The underwater glider ‘Challenger’ has completed its journey from Fremantle, Western Australia, to Galle, Sri Lanka. It departed Australia on 5 November and has now been recovered in Sri Lanka.
The glider spent 330 days at sea which is a record for Rutgers University glider missions. It covered a distance of 7,570 km, setting a new world record for an underwater glider flight. This beats Rutgers University's own record of 7,420 km set by another glider, RU27, in 2009. In addition to this, even after 330 days at sea there was virtually no biofouling of the glider, it looked the same as the day it was deployed – give or take a couple of random barnacles.
This journey completes Leg 1 of the Indian Ocean Circumnavigation led by Rutgers University with support from the University of Western Australia at sea and the Universidad de Las Palmas de Gran Canaria on shore.
Challenger was welcomed at a special ceremony in Colombo, Sri Lanka, on October 2, 2017. In attendance to welcome the glider and read its cargo of letters of support for its journey, were Dave Aragon, Travis Miles and Scott Glenn (Rutgers University), Michael Cragun (US Embassy Representative), Hon Eran Wickremaratne (Sri Lankan State Minister for Finance), Hon Bryce Hutcheson (Australian High Commissioner) and IMOS Ocean glider facility leader, Chari Pattiaratchi (University of Western Australia).
This month, Challenger will be redeployed on Leg 2 of the mission, a 7,000 km flight from Sri Lanka back to South Africa, where the team will test new battery packs and the ability of a thruster to help navigate the strong currents of the Agulhas system. The mission is a component of the International Indian Ocean Expedition-2 (IIOE-2).
One year from now, the team hopes to again deploy Challenger on the most ambitions mission to date, a 8,400 km flight from South Africa back to Perth, Australia, during which models of the Antarctic Circumpolar Current will be tested in preparation for even grander missions in the future.
Underwater gliders, like their airborne namesakes, are not propelled by an engine. Movement through the water is achieved through changes in buoyancy. By alternately reducing and expanding their volume, gliders can descend and ascend through the ocean using very little energy. In addition to controlling ascent and descent, rudders on the glider enable its direction to be changed. The glider can descend to 1,000 metres and then rise to the surface to transmit the data obtained. Challenger is piloted by remote control via satellite from Rutgers University and UWA.

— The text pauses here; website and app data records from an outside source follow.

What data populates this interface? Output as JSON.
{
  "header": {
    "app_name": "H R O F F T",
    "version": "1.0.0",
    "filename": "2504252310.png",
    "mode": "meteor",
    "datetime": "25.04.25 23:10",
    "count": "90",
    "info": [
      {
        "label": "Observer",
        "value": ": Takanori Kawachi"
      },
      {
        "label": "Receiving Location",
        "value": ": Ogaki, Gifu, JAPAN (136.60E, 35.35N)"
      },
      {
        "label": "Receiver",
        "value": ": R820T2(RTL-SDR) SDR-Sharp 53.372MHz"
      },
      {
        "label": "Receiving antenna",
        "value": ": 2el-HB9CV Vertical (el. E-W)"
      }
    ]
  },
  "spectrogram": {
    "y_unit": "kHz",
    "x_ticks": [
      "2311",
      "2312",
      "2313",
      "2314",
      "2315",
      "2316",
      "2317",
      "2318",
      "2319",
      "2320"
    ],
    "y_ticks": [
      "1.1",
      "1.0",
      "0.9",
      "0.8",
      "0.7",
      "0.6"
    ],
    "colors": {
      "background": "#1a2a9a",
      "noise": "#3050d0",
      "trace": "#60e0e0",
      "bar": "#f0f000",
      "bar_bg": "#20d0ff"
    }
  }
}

The data gathered by Challenger will enable scientists to see how conditions in the Indian Ocean have changed over time. Temperature and salinity at specific depths and locations recorded by Challenger will be compared with measurements taken up to 40 years ago. These comparisons will help scientists to predict ocean conditions and their impact on climate.
As Challenger makes its way across the ocean, its position can be tracked via the IMOS Ocean gliders Facility website or via the Rutgers University site. Tracks are also available through the IMOS Ocean Current website. Measurements of temperature and salinity, made by Challenger at depths up to 1,000 metres, are available in near real time.